Radical Possibilities

Trump’s rhetoric has resulted in a historically uncommon opportunity, where millions of Americans and people around the world from the right and left have been mobilized around principles that can produce fundamental democratic change. It is clear that the backlash against Trump’s rhetoric and policies has produced a groundswell of bottom-up activism from the left. The movement has united activists around broad issues of social justice that has resulted in new collaborations between previously distant groups. The activism from all shades of the political left has resulted in a variety of tactics including protest, campaigning and direct action.

However, what may be less apparent is the mobilization of the “forgotten majority.” On the surface, it may seem that Trump supporters have little in common with the left. However, this does not consider some of the things that may have brought them out in droves. Many supporters of Trump have cited job insecurity, unfair labor practices, disconnect from the government — all of which are not unfamiliar issues to the left, particularly the radical left.

The radical left has long grappled with the issues in Trump’s campaign, but are better equipped to address them. In addition to the issues in Trump’s campaign, anarchists, socialists and communists have exposed racism, sexism, xenophobia and other oppressive social conditions [2]. The reason that the radical left is able to address issues that Trump cannot is because they utilize a framework that considers how these inequities are related in a broader system. The best proponents of these movements understand that economic, social or political factors are related to general inequality, and therefore require all forms of inequity to be addressed. Framed in this way, the radical left perspective can be understood as striving toward “true democracy,” or democracy that considers the individual as they relate to others in society in the fullest sense, including their social, political and economic selves [3].

Consequently, when Trump and others from the far-right extol ideas of freedom, they miss the mark because their ideas are decontextualized from the social and economic contexts in which real people live. Chomsky explains that the recognition of the importance of social conditions for the creation of a true democracy is the major factor separating the anarchist in the leftist tradition from the far-right (2).
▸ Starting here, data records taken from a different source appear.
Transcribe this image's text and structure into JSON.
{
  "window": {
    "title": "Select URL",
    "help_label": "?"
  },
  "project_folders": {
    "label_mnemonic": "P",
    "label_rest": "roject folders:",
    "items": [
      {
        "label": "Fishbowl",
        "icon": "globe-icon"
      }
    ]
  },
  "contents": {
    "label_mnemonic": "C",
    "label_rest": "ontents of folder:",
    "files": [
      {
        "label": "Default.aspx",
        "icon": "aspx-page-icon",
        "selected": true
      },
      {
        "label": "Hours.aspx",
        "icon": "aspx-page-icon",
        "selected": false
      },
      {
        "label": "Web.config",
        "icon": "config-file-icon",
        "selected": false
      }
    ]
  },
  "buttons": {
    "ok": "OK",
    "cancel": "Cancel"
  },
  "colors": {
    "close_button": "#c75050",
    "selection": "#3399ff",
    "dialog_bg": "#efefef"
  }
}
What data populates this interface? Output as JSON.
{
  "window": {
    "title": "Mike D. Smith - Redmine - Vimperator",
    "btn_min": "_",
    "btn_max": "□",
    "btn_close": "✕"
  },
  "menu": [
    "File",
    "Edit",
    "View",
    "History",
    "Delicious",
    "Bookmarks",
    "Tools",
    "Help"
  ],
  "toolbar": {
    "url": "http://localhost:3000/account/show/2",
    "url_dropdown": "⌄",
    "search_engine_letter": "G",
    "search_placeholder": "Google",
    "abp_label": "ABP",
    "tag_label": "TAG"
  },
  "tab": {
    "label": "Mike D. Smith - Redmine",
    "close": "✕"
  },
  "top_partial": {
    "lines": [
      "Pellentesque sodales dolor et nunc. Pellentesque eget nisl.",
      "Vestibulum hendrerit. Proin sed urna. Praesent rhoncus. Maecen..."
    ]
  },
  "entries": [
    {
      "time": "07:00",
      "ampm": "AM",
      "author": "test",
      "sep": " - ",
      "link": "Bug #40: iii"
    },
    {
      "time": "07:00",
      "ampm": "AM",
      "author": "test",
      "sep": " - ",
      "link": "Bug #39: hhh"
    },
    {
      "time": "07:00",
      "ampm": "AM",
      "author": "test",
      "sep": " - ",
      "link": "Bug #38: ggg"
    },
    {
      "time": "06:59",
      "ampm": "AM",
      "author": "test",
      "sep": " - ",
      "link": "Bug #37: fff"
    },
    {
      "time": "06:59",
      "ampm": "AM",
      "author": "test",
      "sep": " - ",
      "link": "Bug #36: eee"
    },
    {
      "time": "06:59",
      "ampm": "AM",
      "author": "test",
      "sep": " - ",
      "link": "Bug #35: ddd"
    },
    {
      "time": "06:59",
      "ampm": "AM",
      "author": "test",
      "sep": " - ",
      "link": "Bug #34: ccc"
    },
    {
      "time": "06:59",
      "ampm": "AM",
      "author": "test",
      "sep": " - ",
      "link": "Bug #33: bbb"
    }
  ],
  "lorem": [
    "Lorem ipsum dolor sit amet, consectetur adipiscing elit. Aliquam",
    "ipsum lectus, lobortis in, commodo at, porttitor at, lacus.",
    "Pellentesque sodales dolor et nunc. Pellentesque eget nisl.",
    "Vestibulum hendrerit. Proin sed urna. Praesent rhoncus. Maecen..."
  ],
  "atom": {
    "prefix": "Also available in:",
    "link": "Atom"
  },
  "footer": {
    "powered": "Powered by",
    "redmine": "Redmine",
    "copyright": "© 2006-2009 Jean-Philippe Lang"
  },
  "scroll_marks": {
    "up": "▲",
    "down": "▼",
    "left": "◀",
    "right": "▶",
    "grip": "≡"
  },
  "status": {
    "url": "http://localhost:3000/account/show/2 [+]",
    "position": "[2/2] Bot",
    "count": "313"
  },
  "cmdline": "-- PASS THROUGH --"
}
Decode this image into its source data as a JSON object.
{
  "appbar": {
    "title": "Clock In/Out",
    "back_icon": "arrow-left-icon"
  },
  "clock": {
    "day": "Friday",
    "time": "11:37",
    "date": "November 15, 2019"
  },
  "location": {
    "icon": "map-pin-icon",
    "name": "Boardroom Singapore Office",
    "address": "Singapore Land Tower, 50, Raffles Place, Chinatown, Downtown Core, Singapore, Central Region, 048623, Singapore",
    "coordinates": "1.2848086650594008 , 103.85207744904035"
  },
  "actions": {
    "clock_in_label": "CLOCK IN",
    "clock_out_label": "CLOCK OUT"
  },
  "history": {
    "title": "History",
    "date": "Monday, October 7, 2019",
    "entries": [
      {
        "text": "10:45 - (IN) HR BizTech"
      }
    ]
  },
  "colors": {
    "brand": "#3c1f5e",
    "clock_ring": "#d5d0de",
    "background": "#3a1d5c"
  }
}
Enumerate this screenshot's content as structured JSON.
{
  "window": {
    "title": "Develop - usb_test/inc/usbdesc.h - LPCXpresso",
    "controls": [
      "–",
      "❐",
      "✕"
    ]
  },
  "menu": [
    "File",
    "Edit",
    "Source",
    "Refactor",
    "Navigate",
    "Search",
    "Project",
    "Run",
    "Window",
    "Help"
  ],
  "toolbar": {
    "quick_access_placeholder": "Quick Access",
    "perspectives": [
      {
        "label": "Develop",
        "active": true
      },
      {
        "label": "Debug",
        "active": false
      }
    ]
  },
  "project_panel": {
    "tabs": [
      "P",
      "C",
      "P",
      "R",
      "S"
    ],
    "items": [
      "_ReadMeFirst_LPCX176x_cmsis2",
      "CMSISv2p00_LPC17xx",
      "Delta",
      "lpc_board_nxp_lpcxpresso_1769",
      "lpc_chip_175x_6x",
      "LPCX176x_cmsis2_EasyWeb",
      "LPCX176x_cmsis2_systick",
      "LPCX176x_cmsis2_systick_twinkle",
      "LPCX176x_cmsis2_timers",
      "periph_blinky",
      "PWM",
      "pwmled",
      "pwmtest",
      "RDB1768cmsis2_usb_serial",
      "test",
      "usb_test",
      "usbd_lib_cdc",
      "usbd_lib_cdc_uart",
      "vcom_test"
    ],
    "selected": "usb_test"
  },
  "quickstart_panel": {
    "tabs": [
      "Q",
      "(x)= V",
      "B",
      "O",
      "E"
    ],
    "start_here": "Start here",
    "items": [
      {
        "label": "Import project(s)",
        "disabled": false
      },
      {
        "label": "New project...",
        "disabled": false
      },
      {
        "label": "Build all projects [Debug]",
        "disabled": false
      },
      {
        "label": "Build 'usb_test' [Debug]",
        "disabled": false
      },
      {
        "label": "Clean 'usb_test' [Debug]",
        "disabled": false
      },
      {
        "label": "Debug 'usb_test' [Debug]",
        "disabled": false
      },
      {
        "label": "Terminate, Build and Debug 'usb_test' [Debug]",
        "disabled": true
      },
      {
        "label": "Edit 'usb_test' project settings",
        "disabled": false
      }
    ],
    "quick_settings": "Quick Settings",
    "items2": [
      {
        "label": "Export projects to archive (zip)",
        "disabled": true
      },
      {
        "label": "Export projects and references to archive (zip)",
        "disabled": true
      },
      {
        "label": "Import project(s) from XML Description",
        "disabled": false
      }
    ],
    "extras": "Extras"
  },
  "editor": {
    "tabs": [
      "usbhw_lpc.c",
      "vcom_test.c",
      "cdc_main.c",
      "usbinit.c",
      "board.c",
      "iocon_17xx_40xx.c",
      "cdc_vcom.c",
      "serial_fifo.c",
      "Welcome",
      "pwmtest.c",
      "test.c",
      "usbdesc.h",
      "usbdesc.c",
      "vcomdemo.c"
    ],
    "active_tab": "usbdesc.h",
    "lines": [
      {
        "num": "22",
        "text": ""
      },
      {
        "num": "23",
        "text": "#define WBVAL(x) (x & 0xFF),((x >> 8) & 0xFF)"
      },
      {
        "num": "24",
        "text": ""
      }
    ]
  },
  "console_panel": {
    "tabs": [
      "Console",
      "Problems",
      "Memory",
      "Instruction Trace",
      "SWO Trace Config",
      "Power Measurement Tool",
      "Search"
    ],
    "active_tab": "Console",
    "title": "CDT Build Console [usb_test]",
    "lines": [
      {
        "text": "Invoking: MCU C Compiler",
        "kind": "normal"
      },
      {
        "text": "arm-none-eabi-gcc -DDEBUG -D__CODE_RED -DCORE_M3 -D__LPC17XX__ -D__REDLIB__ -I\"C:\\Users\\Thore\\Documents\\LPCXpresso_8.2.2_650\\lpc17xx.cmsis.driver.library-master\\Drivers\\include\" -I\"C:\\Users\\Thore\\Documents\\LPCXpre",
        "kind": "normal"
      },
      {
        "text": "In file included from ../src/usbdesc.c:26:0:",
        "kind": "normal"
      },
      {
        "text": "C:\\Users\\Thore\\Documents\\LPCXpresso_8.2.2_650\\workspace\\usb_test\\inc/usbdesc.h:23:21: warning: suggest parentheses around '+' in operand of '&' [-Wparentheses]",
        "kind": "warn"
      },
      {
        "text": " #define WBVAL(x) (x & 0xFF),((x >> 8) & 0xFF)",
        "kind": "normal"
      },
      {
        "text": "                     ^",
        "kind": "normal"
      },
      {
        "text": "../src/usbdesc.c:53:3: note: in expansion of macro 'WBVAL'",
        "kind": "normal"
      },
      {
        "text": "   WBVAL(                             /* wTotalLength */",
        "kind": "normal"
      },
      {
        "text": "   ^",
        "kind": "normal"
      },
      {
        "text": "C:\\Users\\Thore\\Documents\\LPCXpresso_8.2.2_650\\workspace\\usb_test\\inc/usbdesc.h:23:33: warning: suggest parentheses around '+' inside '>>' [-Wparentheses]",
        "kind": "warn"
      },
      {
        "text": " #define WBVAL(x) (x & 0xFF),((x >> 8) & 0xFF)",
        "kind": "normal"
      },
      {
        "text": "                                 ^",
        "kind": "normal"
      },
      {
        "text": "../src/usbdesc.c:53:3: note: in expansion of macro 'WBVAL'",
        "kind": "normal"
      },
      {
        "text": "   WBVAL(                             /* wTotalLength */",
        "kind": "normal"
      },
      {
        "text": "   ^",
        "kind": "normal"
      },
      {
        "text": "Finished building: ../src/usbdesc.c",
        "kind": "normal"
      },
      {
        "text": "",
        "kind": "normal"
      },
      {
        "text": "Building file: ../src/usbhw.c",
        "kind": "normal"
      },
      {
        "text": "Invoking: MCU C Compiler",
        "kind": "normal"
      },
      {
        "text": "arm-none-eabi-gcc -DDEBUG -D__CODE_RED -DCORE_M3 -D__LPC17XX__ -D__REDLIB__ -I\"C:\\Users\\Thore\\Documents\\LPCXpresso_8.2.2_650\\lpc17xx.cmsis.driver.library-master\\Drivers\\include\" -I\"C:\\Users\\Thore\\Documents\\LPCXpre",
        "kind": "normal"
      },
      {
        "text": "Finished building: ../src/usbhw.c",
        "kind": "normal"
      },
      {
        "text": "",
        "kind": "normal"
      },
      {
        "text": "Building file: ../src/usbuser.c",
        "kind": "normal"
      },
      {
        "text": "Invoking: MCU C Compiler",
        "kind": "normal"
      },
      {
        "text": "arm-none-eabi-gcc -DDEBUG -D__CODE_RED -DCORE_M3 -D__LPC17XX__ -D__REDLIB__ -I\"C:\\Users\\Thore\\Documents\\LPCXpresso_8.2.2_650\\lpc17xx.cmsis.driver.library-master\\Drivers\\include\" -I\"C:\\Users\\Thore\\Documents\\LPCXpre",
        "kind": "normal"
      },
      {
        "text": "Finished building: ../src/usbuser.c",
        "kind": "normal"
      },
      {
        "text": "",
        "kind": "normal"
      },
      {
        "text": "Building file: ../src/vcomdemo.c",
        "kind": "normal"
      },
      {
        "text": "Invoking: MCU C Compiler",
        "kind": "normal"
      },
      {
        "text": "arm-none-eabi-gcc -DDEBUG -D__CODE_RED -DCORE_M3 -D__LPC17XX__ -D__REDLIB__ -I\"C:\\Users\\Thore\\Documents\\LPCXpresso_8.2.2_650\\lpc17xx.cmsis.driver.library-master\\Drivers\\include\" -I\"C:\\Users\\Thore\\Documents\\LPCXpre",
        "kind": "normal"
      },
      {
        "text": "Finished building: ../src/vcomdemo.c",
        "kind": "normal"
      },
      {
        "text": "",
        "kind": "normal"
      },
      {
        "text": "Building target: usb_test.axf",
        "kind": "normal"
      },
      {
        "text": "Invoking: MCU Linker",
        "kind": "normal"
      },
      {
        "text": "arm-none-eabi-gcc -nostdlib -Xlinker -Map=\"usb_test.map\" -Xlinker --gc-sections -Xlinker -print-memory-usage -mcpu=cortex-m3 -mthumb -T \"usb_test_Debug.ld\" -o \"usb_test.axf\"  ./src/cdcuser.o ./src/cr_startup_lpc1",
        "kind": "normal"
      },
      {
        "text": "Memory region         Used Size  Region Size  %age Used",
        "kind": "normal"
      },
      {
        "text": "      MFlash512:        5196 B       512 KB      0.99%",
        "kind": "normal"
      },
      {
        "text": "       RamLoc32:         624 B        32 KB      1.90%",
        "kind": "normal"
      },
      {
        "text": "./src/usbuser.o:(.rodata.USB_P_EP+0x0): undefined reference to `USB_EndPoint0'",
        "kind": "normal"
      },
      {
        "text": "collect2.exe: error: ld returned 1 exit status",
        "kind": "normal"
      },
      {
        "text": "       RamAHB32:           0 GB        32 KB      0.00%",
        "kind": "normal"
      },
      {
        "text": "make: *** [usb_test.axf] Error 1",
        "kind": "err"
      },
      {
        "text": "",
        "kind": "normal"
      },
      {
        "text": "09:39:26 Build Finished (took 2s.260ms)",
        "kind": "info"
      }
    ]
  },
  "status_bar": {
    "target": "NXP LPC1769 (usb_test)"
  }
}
Trump’s inability to articulate a consistent program of change that works for the majority of Americans is because he is so radically disconnected from democratic ideals. Therefore, the key difference between Trump supporters and movements on the left is not recognition of the issues, but rather understanding of the causes or a larger framework to situate the issues. In fact, the massive turnout of Americans who have risen from apathy, with a recognition of the social ills, has brought the “other America” into a space where they may be prepared to fight for change with a potentially more inclusive, democratic vision of a new US.

Defy, Inform, Unify: The US’s New Democracy

Therefore, this is a call to organizers from the left not to dismay at the Trump win and subsequent stripping of American democratic ideals. Rather, this is an opportunity to defy the alienating rhetoric of Trump, inform those with opposing views the economic, social or political factors related to general inequality, and unite with the “opposition” in a concerted effort to produce a more democratic US.

Endnotes:

1. Buber, M. (1970). I and thou: Charles Scribner’s Sons.

2. Chomsky, N. (2013). On anarchism. New York, NY: The New Press

3. Critchley, P. (2001). Marx, reason, and freedom: Communism, rational freedom and socialised humanity. Manchester Metropolitan University.